Anthropology at the End of the Century


Oct 28 - Nov 5, 1999

Organized by

Sydel Silverman


Hotel Cabo San Lucas, Baja California Sur, Mexico


"The Beast on the Table: Conferencing with Anthropologists," by Sydel Silverman. Altamira Press: Walnut Creek, CA. 2002.


  • Timothy G. Bromage City University of New York, Hunter College, USA
  • Linda M. Fedigan University of Alberta, Canada
  • William A. Foley University of Sydney, Australia
  • Kathleen R. Gibson University of Texas-Dental Branch, USA
  • Alan Goodman Hampshire College, USA
  • John Gumperz University of California, Berkeley, USA
  • Gilbert H. Herdt San Francisco State University, USA
  • Thomas L. Leatherman University of South Carolina, USA
  • Shirley Lindenbaum City University of New York, Graduate Center, USA
  • Margaret Lock McGill University, Canada
  • William C. McGrew Miami University of Ohio, USA
  • Susan McKinnon University of Virginia, USA
  • Barbara D. Miller George Washington University, USA
  • James A. Moore City University of New York, Queens College, USA
  • John H. Moore University of Florida, USA
  • Mary Ellen Morbeck University of Arizona, USA
  • Nancy J. Parezo University of Arizona, USA
  • Anna C. Roosevelt University of Illinois, USA
  • Nina Glick Schiller University of New Hampshire, USA
  • Sydel Silverman Wenner-Gren Foundation, USA
  • Carla M. Sinopoli University of Michigan, USA
  • Donald F. Tuzin University of California-San Diego, La Jolla, USA

ORGANIZER’S STATEMENT: The purpose of this conference was to make a particular kind of assessment of the state of anthropology at the turn of the century.  Centennial transitions invite reflections of all kinds on where we have been, where we are now, and where we are going.  This is true for anthropology as a discipline, as it is for every other institution and social entity.  Because the Wenner-Gren Foundation has a unique window on the discipline in its historical development and present condition, it seemed appropriate to mark this transition by drawing on the perspectives we have gained through our programs.
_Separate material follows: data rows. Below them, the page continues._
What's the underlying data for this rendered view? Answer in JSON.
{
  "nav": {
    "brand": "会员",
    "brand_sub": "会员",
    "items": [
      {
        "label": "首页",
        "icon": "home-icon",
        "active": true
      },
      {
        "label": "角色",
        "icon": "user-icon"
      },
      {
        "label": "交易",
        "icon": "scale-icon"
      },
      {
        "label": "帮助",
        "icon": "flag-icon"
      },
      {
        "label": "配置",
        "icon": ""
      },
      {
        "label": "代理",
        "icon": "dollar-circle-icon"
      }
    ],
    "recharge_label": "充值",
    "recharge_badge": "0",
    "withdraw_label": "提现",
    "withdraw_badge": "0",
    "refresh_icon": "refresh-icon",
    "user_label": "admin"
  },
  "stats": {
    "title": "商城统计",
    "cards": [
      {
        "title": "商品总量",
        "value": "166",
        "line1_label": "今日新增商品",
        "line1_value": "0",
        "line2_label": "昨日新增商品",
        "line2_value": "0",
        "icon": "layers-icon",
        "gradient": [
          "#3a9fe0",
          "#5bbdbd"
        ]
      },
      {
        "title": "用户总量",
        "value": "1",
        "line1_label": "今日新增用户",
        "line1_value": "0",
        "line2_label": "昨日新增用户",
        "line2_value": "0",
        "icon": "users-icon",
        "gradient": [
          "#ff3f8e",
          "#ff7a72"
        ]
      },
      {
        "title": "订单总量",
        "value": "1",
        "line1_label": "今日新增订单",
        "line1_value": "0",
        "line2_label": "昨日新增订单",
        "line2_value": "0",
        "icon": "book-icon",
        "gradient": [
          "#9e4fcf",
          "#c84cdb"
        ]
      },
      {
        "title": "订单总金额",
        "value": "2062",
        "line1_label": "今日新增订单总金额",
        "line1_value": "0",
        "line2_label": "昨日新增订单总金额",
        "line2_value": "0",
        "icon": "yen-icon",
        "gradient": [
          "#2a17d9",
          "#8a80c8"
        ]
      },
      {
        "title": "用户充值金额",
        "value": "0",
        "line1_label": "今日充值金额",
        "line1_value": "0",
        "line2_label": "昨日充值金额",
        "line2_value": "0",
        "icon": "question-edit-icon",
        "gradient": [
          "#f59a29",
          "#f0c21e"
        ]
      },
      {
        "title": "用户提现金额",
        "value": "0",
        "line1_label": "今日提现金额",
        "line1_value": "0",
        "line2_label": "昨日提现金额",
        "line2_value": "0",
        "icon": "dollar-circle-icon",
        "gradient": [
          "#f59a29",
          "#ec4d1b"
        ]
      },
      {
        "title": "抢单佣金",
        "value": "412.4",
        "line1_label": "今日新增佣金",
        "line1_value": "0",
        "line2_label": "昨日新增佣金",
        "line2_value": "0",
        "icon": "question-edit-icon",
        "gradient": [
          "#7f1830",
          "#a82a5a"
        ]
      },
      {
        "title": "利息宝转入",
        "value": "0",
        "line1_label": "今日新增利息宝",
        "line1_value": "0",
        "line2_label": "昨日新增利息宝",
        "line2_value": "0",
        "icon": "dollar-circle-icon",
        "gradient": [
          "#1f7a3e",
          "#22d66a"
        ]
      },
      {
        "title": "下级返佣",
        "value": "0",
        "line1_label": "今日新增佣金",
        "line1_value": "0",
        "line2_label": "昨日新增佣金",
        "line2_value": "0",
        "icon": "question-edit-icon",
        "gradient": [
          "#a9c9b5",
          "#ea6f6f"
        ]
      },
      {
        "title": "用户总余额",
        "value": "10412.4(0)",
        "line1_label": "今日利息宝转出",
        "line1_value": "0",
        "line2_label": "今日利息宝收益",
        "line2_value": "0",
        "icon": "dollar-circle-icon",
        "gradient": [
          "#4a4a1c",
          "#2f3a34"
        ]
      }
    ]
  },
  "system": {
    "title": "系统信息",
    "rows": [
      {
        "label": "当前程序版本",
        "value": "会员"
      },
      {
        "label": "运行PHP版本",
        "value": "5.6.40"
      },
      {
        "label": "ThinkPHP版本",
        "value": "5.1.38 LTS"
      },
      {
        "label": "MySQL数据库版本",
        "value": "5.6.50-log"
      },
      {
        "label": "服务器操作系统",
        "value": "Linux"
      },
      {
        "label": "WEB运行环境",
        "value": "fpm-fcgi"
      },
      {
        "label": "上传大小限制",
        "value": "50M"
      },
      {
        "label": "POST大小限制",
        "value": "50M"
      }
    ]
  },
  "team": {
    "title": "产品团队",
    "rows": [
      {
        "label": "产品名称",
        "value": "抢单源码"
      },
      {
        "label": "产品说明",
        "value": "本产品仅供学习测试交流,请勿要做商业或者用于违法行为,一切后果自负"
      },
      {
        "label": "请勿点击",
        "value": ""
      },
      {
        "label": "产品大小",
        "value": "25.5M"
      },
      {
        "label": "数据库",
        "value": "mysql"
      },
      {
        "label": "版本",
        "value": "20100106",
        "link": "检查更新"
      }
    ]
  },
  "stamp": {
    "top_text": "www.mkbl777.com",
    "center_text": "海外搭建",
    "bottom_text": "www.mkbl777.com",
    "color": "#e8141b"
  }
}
Most particularly, the conferences held under the International Symposium Program have served to bring together diverse developments in a field, problem, or topic, to assess the state of our understanding, and to chart future courses.  The symposia have ranged over all the subfields of anthropology, often highlighting connections among the subfields as well as with related disciplines. They have sought to identify “cutting-edge” issues, to air current controversies, and to advance promising new directions in anthropology.  They have also strived to range across anthropology internationally, by including participants and research developments from diverse countries. It was felt that the symposia of the past decade could therefore serve as strategic points of departure to aid in our collective reflections on the state of anthropology at this time – its problems, progress, and prospects.

This conference brought together the organizers of each of the symposia held since 1987; where there were two or more organizers, one represented the collaborative pair or group.  Each participant prepared a paper covering the following questions with respect to his/her symposium:

  1. What were the central goals, problems, or issues of the symposium in relation to the state of the field at the time?  How did it build on, challenge, or rephrase research that came before it?  Why was this symposium needed at this time?
  2. How was the symposium developed to achieve its goals, and what happened during the symposium itself.
  3. What were the “after-effects” of the symposium?  How were the goals carried forward, such as through publication of the results?
  4. What has happened in the field, problem, or topic of the symposium subsequently, whether or not as a direct or indirect result of the symposium?

The discussions at the conference were extremely spirited and provided many insights into the recent history of anthropology and its prospects for the future.  Especially useful were the many exchanges that cut across subfields and specialties.

It was the consensus of the group that there is much hope for the survival of an integrative anthropology, but also the urgent need for anthropology as a discipline to address reductive accounts of social life, both critically and publicly. As a first step, Susan McKinnon, Alan Goodman, and William Foley together conceived the idea of a panel—“Anthropology United: Challenging Bio-social Reductivisms in the Academy, Popular Media, and Public Policy”—which convened at the November 2000 meeting of the American Anthropology Association, whose theme was, coincidentally, “The Public Face of Anthropology.”

The publication of Complexities: Beyond Nature and Nurture followed upon the broad interest generated by the AAA panel.

Wenner-Gren Symposium #125

Front: L. Obbink, S. Lindenbaum, A. Goodman, C. Sinopoli, L. Fedigan, S. Silverman, B. Miller, N. Glick Schiller, M.E. Morbeck, J. Gumperz. Middle: T. Bromage, K. Gibson, W. McGrew, D. Tuzin, John Moore, W. Foley. Back: James Moore, S. McKinnon, T. Leatherman, A. Roosevelt, G. Herdt, M. Lock, N. Parezo, M. Mahoney.